There is increasing awareness that social media can be bad for the mind—we use words like "addiction" and "distraction"—but we rarely discuss how social media can reshape the contents of the mind.
Specifically, we underestimate the implications of platform selection bias.
Consider the 280-character aphorism format, known as a "tweet" when broadcast to the Twitter network. The 280-character limit is one quantitative aspect of this format, but formats also have obscure qualitative aspects. For instance, Twitter tends to favor certain stylistic templates, based partially on what people desire and partially on what the algorithm wants for itself.
The main problem is not that people will overproduce what the platform rewards. This is a problem, but it's somewhat self-correcting.
The more serious problem is that authors on a platform will stop thinking thoughts unlikely to be rewarded by the platform. This problem is not self-correcting but self-effacing.
When the expected memetic traction of an idea is conditional on how the idea is formatted, we do not merely bend the outward expression of a new idea into advantageous formatting—as if we think purely first, and only later publish instrumentally and politically. Rather, we begin to pre-format thinking itself, and avoid thoughts that are difficult to format advantageously. We feel that we publish purely and freely, but only because we've installed the instrumental filter at a deeper, almost unconscious level.
Think of all the true or beautiful statements you would never post to Twitter.
Think of all the true or beautiful ideas you might post to your email list, but which you never get around to publishing because they just don't feel "valuable" enough for the newsletter format.
These true and beautiful ideas might be the kind of ideas that a Goethe or a Kierkegaard or an Emerson might accumulate over time and compile into an epic book. But today you are not creating or accumulating such ideas because your media channels do not reward such ideas.
If you count up all of the true or beautiful expressions that thinking beings are not sharing with other thinking beings today—which they would otherwise share given a different arrangement of media channels—you can start to build a picture of the total negative utility caused by platform selection bias.
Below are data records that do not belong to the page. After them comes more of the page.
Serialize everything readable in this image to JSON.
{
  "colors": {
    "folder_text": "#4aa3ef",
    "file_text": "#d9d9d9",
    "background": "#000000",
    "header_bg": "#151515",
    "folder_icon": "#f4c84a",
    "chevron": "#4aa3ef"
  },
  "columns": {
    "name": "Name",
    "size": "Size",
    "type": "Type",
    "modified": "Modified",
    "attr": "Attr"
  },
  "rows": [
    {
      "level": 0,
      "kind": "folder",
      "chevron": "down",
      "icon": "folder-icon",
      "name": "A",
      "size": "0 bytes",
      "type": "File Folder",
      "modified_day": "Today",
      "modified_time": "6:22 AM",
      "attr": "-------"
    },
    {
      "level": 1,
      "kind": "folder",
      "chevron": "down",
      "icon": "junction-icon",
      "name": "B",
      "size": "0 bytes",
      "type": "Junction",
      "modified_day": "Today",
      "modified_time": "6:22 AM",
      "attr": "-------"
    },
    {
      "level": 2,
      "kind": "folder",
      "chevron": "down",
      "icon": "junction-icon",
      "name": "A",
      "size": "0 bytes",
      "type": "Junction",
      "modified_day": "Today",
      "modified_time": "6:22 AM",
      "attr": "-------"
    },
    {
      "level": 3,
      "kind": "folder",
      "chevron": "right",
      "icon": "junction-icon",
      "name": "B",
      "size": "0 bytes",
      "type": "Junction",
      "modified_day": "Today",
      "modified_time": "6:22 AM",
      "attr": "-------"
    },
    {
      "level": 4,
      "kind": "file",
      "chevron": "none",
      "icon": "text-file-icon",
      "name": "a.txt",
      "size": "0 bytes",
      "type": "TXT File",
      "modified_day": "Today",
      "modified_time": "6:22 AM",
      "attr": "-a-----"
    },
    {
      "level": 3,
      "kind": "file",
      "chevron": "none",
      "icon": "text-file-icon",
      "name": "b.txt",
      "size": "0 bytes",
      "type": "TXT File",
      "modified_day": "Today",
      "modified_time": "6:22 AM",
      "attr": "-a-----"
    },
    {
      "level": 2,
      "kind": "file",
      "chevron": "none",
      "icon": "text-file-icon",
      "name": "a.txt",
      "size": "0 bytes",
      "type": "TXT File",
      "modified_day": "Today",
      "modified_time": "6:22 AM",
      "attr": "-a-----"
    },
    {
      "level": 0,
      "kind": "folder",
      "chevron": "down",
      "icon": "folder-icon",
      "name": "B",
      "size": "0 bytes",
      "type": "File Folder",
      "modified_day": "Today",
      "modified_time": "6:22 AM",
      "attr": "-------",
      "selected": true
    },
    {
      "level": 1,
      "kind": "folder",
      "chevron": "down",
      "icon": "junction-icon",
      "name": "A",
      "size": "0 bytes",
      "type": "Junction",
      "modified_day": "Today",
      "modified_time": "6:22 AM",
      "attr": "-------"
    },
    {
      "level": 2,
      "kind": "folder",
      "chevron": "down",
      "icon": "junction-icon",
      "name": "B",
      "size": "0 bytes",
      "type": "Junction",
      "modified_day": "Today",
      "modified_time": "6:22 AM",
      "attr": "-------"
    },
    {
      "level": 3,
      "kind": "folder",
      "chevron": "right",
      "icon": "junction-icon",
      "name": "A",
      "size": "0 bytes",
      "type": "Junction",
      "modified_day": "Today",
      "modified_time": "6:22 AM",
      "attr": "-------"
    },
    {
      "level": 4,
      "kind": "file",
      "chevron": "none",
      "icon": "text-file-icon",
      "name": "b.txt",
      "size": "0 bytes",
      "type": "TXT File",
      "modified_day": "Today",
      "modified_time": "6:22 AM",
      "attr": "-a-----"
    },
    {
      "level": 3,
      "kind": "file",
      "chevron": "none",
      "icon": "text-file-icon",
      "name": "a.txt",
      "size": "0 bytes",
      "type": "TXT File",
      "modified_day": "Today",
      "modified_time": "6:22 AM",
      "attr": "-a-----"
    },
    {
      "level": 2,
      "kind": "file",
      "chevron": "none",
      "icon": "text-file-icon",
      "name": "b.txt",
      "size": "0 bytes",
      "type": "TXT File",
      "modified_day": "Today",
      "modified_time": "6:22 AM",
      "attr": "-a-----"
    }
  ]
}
These are the kinds of realizations that got me into Urbit. One reason I like Urbit is that there are no algorithmic selection effects. There will be algorithmic selection effects eventually, but what's unique about Urbit is that communities will engineer their own selection effects.
A community of writers and software developers could decide, together, what types of channels should exist, how they should be linked, and how content should be surfaced (or not surfaced). Now that money is becoming programmable on Urbit, intelligently designed community structures will begin to look more like startups.